** What the task requires **
Pick out the lines below that contain the string "structured" and copy them all.

--- Dataset content Enclosed Below ---

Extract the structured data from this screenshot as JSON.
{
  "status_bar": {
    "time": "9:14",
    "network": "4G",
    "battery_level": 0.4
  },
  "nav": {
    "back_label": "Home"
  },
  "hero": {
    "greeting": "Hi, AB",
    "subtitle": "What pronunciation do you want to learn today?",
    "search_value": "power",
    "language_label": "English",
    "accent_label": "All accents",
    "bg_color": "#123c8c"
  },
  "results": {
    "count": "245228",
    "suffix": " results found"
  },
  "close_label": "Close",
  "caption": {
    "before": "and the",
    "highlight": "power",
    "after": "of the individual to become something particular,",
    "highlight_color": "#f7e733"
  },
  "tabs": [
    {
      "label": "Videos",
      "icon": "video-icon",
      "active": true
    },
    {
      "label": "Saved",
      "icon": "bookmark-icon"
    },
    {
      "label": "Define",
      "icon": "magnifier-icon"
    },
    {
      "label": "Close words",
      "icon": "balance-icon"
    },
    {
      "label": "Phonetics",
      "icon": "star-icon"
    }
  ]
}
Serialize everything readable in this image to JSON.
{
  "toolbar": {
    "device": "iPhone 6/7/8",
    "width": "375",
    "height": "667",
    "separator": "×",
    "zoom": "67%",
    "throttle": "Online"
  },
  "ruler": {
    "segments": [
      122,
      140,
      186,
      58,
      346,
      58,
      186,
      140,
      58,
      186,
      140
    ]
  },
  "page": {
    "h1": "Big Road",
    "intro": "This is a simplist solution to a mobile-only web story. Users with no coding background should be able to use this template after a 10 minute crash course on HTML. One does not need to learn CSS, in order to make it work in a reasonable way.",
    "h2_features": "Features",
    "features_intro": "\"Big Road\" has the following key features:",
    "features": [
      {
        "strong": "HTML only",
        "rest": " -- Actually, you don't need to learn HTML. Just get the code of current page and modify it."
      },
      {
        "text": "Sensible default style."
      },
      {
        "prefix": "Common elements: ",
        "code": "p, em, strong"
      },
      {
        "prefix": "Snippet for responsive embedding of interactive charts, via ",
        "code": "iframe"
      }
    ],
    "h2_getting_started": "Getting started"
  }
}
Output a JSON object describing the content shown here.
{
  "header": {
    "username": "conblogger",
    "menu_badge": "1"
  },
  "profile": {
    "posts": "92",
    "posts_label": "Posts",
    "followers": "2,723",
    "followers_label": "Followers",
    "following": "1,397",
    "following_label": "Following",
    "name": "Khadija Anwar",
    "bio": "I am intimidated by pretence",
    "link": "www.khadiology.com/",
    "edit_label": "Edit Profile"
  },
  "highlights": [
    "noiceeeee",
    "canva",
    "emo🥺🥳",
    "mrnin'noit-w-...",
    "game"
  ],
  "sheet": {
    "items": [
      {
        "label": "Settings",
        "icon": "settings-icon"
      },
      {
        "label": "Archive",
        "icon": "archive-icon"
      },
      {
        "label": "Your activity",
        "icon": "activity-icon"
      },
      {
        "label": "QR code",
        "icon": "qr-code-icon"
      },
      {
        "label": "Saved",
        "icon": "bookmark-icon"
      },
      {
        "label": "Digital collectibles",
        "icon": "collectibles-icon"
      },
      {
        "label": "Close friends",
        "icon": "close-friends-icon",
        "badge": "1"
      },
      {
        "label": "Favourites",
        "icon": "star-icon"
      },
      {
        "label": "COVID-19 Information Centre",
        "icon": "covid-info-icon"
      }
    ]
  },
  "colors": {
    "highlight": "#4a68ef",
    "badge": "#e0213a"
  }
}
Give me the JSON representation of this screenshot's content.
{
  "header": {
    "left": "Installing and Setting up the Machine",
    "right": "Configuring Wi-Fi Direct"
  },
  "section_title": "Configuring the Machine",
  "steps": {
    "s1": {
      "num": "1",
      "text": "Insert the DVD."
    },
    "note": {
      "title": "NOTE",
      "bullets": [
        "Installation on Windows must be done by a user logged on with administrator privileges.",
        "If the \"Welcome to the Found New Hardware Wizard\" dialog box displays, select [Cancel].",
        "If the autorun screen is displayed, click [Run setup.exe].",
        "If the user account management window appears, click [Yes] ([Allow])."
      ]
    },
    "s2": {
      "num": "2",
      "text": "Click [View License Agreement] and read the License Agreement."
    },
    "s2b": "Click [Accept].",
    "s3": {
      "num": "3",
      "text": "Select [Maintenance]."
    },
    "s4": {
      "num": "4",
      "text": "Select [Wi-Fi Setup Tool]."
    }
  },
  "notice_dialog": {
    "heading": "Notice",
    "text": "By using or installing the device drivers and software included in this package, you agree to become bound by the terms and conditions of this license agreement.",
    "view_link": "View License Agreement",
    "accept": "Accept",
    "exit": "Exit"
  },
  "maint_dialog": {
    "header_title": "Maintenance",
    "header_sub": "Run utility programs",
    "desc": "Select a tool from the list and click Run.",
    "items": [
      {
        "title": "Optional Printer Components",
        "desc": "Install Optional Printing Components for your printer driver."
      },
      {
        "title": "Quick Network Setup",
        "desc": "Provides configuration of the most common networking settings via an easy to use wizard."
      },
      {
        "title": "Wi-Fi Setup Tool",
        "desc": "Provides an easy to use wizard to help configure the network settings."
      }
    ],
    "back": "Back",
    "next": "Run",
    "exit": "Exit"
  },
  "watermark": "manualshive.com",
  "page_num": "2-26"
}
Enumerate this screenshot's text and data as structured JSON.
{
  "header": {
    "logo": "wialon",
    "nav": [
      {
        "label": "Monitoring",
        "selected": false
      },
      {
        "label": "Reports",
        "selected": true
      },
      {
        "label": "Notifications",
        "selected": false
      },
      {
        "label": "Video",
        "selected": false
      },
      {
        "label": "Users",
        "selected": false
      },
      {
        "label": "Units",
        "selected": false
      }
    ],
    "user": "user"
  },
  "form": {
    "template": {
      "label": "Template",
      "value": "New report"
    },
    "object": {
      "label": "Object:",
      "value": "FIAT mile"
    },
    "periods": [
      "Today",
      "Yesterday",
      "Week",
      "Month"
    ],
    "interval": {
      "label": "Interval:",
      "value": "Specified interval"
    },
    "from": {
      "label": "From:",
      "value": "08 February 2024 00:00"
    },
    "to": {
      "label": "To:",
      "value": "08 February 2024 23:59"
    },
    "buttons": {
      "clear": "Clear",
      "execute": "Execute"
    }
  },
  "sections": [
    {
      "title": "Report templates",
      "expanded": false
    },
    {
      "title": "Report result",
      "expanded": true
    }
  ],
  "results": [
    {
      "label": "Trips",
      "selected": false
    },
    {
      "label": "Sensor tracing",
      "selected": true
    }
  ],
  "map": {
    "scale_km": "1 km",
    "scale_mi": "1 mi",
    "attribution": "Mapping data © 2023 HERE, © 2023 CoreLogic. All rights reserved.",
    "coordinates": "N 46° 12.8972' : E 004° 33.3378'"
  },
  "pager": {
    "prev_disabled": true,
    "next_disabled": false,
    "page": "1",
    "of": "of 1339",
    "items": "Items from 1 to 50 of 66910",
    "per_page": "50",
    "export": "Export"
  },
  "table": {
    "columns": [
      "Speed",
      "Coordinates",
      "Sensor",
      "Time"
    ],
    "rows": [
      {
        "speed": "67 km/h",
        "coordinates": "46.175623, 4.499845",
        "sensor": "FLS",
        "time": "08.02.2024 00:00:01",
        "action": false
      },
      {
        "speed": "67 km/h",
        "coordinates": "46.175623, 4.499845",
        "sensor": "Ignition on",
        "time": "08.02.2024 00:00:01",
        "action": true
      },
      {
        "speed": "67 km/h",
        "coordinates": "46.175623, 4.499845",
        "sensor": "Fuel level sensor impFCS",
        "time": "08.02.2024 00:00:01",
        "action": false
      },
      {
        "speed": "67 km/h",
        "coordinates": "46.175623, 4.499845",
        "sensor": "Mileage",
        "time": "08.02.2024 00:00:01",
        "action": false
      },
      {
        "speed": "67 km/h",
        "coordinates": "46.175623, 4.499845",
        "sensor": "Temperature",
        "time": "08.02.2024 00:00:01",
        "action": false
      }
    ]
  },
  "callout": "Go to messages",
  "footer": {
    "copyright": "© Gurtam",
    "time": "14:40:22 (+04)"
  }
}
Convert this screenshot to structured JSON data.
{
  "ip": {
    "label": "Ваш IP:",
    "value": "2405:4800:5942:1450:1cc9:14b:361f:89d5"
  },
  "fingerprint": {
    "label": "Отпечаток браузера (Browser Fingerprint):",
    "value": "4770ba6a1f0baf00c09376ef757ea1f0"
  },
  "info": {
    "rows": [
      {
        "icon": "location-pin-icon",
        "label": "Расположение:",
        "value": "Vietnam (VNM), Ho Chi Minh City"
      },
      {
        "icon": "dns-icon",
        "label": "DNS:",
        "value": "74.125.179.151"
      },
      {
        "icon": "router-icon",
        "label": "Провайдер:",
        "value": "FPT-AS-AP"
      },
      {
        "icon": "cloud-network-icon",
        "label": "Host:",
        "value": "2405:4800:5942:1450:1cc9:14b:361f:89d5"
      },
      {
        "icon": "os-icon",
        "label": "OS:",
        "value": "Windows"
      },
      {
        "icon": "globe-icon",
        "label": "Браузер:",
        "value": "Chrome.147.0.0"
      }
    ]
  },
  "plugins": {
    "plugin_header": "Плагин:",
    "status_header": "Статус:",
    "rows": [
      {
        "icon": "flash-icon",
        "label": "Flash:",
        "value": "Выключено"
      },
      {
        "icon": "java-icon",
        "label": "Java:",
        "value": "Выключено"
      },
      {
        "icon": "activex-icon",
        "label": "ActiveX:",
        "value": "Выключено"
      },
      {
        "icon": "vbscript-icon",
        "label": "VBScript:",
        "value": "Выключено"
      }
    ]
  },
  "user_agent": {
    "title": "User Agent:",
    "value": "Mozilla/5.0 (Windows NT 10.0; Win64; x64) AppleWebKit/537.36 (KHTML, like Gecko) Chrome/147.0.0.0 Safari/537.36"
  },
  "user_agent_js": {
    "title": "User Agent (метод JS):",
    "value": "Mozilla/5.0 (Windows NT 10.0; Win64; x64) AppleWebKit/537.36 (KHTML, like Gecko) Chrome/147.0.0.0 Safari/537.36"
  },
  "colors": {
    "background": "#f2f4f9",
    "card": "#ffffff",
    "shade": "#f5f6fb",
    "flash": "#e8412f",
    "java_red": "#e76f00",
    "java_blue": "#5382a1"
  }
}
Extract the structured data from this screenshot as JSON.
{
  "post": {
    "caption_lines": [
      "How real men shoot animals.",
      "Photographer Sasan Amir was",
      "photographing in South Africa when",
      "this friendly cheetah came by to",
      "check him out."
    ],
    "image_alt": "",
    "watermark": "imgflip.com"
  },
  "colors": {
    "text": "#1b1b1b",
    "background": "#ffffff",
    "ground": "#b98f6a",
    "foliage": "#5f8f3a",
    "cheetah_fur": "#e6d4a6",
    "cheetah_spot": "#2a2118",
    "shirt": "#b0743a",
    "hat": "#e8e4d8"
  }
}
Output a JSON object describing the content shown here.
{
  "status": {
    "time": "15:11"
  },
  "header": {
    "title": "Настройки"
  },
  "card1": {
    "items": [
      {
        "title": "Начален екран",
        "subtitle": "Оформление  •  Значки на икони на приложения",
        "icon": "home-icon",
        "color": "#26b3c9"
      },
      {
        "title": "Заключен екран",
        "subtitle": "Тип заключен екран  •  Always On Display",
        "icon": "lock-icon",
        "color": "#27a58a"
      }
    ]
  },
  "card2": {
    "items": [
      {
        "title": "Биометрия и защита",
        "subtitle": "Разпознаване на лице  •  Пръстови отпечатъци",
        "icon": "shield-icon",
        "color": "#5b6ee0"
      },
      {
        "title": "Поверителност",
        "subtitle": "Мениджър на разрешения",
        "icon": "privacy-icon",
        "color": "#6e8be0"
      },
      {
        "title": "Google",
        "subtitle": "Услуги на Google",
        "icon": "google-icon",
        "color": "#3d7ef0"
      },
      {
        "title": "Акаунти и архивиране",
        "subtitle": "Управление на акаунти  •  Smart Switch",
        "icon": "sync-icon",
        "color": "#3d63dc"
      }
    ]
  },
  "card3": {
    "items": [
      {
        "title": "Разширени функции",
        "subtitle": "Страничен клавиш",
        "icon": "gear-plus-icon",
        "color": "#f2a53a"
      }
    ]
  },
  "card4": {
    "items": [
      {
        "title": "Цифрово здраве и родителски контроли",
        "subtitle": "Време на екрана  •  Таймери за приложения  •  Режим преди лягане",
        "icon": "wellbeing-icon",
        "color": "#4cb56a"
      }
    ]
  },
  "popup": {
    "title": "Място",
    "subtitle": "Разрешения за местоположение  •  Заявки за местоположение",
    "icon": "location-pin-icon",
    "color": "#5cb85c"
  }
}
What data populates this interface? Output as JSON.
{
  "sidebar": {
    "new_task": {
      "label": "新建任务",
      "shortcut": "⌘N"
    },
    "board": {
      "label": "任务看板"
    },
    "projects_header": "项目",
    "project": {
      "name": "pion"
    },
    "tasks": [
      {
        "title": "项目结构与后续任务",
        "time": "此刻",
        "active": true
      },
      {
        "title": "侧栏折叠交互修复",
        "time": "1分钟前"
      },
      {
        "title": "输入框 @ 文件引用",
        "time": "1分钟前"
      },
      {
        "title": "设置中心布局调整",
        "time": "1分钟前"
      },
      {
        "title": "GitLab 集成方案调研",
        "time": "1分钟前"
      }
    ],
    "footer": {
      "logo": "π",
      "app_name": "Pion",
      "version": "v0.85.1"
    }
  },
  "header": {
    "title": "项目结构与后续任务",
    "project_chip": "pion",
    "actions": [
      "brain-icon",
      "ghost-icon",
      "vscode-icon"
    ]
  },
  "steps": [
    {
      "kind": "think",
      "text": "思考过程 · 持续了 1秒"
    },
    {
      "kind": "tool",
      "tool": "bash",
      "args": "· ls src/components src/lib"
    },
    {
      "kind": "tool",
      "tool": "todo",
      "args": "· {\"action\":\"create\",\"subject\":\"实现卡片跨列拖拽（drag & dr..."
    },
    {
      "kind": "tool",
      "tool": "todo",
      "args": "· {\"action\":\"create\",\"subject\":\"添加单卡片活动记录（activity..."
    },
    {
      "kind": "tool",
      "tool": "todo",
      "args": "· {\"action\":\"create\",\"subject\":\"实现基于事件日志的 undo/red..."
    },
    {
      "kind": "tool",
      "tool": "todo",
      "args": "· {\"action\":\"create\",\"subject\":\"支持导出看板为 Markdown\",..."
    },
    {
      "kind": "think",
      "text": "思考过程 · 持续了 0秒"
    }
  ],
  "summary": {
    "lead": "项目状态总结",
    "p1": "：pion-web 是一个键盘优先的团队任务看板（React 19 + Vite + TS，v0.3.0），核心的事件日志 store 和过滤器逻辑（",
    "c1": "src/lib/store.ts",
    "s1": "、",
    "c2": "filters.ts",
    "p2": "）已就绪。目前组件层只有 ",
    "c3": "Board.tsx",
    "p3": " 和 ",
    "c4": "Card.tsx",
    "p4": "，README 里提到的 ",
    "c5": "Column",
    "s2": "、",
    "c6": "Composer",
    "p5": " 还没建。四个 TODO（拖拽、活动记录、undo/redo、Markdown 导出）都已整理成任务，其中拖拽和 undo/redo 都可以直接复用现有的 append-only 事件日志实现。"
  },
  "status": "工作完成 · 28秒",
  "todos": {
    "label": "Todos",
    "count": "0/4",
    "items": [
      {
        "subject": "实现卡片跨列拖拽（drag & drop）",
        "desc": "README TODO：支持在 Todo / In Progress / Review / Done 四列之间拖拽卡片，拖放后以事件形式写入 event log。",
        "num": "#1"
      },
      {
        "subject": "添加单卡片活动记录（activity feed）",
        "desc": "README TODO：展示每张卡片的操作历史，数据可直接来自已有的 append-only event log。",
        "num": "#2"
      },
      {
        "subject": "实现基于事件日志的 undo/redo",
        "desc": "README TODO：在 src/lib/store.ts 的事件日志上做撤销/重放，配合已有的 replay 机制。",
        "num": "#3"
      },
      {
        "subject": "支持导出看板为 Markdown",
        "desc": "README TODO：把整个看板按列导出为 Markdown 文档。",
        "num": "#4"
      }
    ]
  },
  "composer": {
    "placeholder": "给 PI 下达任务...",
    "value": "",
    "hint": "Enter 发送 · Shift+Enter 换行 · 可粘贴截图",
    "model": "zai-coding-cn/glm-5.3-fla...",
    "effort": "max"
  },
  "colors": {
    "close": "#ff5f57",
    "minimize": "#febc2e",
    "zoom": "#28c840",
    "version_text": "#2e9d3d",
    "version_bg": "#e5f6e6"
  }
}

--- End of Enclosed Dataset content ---

** Solution for this exercise **
Extract the structured data from this screenshot as JSON.
Enumerate this screenshot's text and data as structured JSON.
Convert this screenshot to structured JSON data.
Extract the structured data from this screenshot as JSON.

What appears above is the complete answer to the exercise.